The Marketplace Fairness Act and CRE
The results are in from last week's survey on retail real estate and the Marketplace Fairness Act. More than half of you say the law could trigger a brick - and - mortar retail growth spurt. (One way or the other people are going to get their clever T-shirts and Ginsu knives.)
Almost 53% of you said brick-and-mortar retail would benefit from the leveled playing field if states began collecting taxes on online purchases (though health insurance premiums would go up for Gilt and Amazon rehab). With pricing equal, online still has the convenience factor for couch browsers or mobile shoppers (or people who hate talking to people), but others still prefer touching/trying out the real thing.

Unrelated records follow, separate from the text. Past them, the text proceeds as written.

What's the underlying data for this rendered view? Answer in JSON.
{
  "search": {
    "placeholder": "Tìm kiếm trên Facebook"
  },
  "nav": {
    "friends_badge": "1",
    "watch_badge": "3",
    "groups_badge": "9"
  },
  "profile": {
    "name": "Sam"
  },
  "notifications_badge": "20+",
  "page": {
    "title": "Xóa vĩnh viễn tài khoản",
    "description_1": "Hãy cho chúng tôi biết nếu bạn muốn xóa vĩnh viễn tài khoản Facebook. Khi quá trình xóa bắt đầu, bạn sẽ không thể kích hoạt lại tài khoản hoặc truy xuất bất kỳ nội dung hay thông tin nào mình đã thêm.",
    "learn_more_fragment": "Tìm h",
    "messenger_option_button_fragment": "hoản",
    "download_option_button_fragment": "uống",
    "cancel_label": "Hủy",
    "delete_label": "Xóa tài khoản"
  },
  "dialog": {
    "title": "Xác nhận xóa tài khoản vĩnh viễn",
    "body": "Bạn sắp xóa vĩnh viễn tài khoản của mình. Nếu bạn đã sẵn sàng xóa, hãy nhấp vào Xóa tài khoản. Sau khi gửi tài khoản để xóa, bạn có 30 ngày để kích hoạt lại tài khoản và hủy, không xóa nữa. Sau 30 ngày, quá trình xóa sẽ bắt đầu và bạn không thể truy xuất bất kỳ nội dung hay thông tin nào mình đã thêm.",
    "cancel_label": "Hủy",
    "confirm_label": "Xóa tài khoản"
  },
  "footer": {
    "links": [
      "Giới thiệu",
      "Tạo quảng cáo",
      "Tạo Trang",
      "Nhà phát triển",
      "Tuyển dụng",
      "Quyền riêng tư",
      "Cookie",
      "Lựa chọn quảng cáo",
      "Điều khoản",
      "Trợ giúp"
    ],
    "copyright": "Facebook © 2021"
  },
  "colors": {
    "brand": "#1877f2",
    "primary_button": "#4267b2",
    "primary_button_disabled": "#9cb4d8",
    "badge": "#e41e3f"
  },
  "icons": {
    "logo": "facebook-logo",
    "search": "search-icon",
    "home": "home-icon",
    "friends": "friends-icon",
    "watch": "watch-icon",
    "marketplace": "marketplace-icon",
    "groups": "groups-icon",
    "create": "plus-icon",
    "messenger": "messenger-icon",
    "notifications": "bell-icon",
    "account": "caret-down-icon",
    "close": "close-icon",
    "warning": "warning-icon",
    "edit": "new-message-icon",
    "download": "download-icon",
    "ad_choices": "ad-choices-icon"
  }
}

Online sales tax has far-reaching effects, especially in a cash-strapped state like Illinois (it lost $451M in sales tax collection in 2011 and $507M in 2012, according to ICSC). Here are some notable comments you had about the Marketplace Fairness Act's positive impact on retail real estate:
- "In a state like Illinois, where sales tax is 10%, the online stores have a 10% advantage. This will go away."
- "Prices will be more competitive...retailers like Best Buy are starting to offer price-matching to deals found online--all the more reason to go into a store and see your item firsthand."
- "It is more appropriate to pose the question differently: Will Amazon go out of business when it loses the sales tax subsidy it has been receiving for many years?"
Others (who love free shipping and that smiling cardboard box) tell us the days of 'doing the mall' are over and convenience is king in today's wired, instant-gratification world.
- "People will justify the tax as a 'convenience item' for being able to shop from their homes and desk."
- "People don't care as much about saving the sales tax as they do about the ease of not having to go out to shop. Except maybe in Chicago where our sales tax is a million percent."
- "Internet sales are...making the purchase an 'experience.' Sales tax is a minor issue versus the overall transaction and online conversion of the sale."
After hearing from all you smart shoppers, we checked in with the Marketplace Fairness Coalition. Inland Real Estate Corp EVP and CIO Scott Carr tells us retailers expect to compete on price, but lack of sales tax online puts brick-and-mortar at a competitive disadvantage. As stores become more omni-channel, incorporating electronic media into the brick-and-mortar experience, a level playing field is even more critical, Scott says. It is also important to note that sales tax online is not new, he adds. Consumers are currently obligated to pay online sales tax, but Internet retailers aren't obligated to collect (tricky). With the recent momentum-building Senate vote in support of the bill, we imagine this will be a hot topic next month at ICSC's RECon.